*** Block opens ***
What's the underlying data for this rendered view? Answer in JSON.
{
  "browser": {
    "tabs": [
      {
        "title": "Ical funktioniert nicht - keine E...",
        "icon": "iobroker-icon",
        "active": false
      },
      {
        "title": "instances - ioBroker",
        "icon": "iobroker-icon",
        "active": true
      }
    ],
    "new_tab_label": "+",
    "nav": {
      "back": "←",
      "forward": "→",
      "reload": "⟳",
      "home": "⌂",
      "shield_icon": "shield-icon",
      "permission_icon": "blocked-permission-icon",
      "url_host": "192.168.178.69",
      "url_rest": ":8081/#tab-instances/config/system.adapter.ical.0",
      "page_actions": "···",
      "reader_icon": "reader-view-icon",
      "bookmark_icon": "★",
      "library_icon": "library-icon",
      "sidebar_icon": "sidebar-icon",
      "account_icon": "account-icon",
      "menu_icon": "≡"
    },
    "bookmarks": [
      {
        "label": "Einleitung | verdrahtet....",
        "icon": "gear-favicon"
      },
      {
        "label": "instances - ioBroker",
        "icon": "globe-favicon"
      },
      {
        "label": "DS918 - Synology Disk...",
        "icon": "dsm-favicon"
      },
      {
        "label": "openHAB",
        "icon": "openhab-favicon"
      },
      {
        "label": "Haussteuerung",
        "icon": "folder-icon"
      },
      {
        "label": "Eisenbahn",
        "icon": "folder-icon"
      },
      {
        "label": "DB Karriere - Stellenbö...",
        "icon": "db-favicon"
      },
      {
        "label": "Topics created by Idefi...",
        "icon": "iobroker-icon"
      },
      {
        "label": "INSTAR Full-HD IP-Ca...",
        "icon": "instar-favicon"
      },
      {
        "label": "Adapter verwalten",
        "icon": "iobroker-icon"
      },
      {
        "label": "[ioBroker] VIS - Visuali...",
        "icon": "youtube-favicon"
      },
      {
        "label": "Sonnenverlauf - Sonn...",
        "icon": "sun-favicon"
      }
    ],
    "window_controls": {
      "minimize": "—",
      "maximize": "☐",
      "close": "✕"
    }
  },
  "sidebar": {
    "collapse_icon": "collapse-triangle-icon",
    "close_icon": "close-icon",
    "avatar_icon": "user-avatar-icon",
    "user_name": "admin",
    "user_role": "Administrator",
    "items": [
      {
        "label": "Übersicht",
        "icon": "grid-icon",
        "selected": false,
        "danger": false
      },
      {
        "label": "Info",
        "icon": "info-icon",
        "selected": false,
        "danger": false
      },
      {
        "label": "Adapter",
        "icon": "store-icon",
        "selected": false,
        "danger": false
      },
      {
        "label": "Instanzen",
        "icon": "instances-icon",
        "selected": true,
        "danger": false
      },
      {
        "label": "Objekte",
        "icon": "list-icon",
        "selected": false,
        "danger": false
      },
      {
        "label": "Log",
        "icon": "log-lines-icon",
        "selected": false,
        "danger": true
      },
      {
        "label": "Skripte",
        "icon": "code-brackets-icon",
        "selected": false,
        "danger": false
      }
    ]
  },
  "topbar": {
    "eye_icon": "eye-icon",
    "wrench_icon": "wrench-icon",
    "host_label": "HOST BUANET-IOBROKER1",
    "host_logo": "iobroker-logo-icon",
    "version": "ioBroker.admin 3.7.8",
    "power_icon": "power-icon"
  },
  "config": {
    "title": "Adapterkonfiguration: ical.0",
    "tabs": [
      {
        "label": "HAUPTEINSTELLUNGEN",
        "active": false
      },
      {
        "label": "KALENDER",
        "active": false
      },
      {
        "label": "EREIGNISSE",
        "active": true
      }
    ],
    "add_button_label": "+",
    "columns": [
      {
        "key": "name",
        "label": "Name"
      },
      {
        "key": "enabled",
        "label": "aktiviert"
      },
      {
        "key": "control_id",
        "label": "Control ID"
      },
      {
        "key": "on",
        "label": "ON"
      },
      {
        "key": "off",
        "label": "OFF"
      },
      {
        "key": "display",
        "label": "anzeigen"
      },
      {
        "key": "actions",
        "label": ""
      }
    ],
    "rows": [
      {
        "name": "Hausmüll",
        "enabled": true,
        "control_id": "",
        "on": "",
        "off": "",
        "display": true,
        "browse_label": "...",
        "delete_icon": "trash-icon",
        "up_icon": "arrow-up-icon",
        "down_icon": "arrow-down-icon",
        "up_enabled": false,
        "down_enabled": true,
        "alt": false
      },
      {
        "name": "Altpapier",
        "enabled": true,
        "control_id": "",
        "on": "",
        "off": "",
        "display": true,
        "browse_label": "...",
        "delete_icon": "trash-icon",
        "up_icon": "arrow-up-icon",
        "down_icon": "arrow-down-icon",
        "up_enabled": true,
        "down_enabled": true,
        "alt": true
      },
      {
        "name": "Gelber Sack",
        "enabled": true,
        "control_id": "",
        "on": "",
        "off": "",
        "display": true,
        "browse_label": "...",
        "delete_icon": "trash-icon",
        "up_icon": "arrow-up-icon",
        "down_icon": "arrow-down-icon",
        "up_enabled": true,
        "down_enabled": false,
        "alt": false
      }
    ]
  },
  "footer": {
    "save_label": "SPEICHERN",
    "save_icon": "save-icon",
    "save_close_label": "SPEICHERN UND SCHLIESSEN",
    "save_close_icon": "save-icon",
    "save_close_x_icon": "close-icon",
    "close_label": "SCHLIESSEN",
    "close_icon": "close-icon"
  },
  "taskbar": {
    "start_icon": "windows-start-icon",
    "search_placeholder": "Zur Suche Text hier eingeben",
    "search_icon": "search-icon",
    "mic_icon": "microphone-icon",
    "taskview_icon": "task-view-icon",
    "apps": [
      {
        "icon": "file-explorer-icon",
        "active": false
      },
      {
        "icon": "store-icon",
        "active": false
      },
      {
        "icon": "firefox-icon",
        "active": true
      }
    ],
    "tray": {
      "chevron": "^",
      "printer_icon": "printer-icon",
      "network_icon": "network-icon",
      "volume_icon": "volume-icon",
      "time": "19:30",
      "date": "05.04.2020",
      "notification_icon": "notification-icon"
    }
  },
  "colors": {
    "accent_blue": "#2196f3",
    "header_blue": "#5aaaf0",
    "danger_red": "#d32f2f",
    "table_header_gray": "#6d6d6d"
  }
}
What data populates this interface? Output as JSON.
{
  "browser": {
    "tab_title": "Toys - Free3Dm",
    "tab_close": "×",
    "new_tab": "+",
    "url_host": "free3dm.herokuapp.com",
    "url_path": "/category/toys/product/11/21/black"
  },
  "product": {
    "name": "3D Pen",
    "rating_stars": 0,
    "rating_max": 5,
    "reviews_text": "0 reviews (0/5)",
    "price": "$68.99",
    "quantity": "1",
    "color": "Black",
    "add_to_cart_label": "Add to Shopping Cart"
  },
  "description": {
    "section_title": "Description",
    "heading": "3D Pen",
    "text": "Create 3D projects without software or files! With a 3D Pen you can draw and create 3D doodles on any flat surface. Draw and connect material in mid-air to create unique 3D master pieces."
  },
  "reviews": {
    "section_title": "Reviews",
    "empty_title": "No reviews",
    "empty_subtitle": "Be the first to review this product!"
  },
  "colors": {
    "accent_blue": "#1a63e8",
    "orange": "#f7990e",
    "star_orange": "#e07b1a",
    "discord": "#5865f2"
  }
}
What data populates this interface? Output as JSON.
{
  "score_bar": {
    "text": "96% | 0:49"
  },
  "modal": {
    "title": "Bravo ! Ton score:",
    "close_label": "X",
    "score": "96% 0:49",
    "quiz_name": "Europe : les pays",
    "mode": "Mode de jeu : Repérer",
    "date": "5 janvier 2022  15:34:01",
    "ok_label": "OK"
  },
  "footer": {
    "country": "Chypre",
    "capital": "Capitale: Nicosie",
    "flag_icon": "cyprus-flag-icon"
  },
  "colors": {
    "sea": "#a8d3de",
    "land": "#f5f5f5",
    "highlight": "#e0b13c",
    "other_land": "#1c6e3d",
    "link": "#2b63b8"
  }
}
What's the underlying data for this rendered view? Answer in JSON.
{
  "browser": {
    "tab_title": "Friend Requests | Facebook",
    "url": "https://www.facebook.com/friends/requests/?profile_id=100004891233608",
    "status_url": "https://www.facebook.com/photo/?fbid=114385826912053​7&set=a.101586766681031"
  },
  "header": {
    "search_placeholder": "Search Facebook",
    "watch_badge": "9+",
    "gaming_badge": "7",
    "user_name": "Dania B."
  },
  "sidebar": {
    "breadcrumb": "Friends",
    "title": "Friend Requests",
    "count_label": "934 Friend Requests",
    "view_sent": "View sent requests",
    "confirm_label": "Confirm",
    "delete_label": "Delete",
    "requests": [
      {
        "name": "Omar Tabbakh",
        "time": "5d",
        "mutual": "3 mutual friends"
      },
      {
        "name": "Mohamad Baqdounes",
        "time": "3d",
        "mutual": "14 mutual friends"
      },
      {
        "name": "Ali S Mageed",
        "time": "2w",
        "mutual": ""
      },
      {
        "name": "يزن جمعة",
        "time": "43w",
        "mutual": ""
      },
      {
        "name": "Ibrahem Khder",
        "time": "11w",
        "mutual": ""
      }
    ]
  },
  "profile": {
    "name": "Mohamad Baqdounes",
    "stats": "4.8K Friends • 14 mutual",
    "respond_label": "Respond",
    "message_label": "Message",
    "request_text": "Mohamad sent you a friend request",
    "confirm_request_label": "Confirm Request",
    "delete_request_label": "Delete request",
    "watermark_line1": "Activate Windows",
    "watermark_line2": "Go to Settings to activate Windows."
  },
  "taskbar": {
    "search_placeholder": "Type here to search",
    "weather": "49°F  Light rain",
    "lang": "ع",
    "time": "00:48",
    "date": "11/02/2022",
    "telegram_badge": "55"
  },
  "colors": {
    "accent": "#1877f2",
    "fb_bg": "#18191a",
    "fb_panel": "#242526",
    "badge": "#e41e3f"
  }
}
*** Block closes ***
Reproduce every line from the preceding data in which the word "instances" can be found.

        "title": "instances - ioBroker",
      "url_rest": ":8081/#tab-instances/config/system.adapter.ical.0",
        "label": "instances - ioBroker",
        "icon": "instances-icon",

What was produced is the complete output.